Thursday, January 10, 2013

Selfridges "No Noise": Do You Need The Name?

I work in marketing, and everyday my job is to create strategy and execute programs that will give consumers incentive to pick my product over the competitor.

One of the best tools I have is the actual brand name of the product I am selling.


These words, and thousands of other brand names, mean something to people and inspire feelings - good or bad.  Admittedly, a brand's identity is often tied to a logo, and many of these logos are quite familiar to consumers, but how powerful are these logos without the words or name?

To be honest, it would terrify me if you said that I had to sell my product without the name.
Even though I work on a pretty well know brand.

But Selfridges, an English department store, is testing this over the next few months as part of an initiative they are calling "No Noise."  The desire is to give consumers some relief from the craziness and constant stimulation of the holiday season.

As reported in the UK Mail:

"The department store's "No Noise" project centres around the re-launch of its Silence Room, first created by founder Harry Gordon Selfridge in 1909, to allow customers to 'take a moment to pause and switch off' and where they will be asked to leave shoes, phones and '21st century distractions' at the door."

In addition to the "Silence Rooms", Selfridges will drop their name from their distinctive yellow shopping bags and have partnered with specific vendors to create labeling on their products that is without words.  These items will be in a special part of the store called "The Quiet Shop"

An example of what people can buy {photo credit}:

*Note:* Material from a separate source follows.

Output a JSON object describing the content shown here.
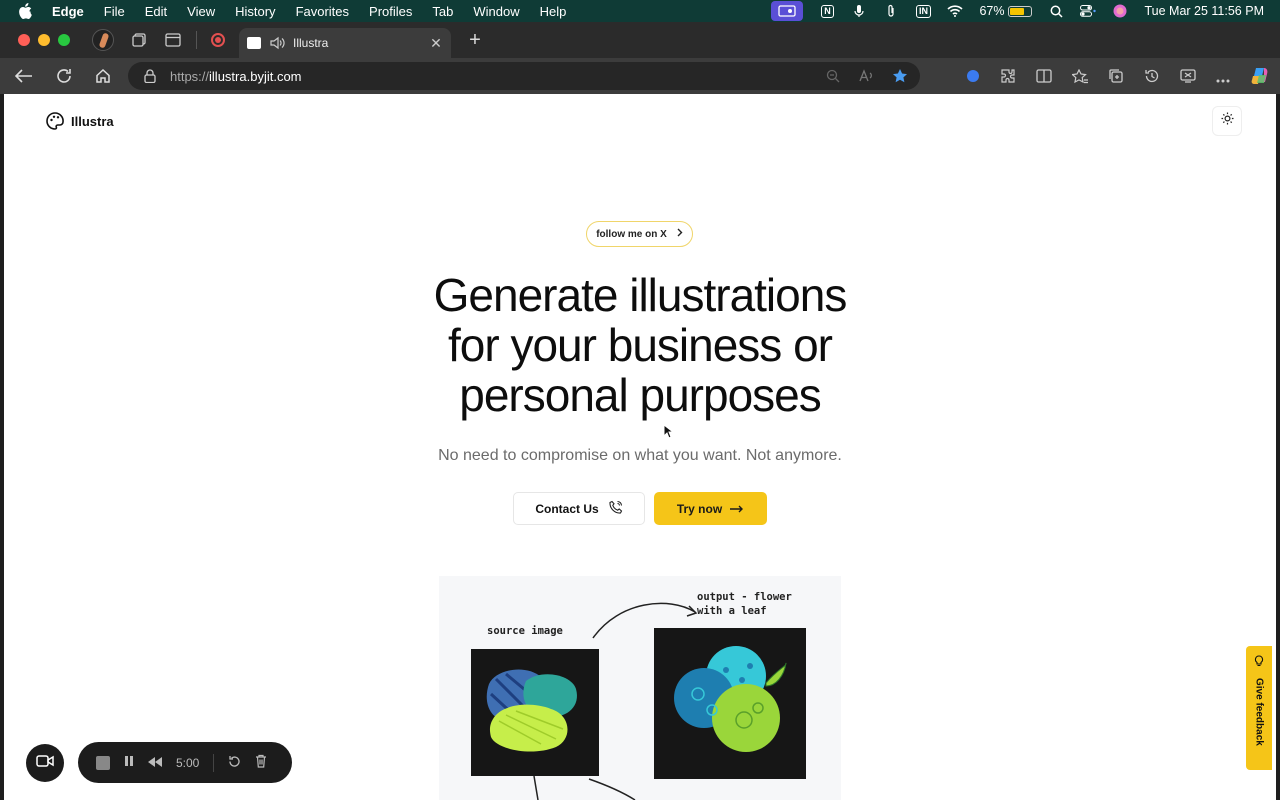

As a marketer, I think this is pretty interesting.
And I admittedly like purchasing things that are a little different from the norm.
But will there be a significant return?  Does this make the items "exclusive" or 
"limited edition" and therefore they sell faster?
{I imagine producing these items was a bit of a manufacturing challenge with small batches, different processes, etc.}

And while these are all iconic brands, is there a risk that consumers don't recognize their usual ketchup and turn to something else?

Additionally, for some of the lifestyle products it also begs the question of recognition.  A few of these products may be purchased because they have brand names on them.  
Does this make them more or less desirable?

What do you think?  Would you have any problem purchasing products with wordless labels?
Are there any products you don't recognize?

Until Tomorrow . . .

No comments:

Post a Comment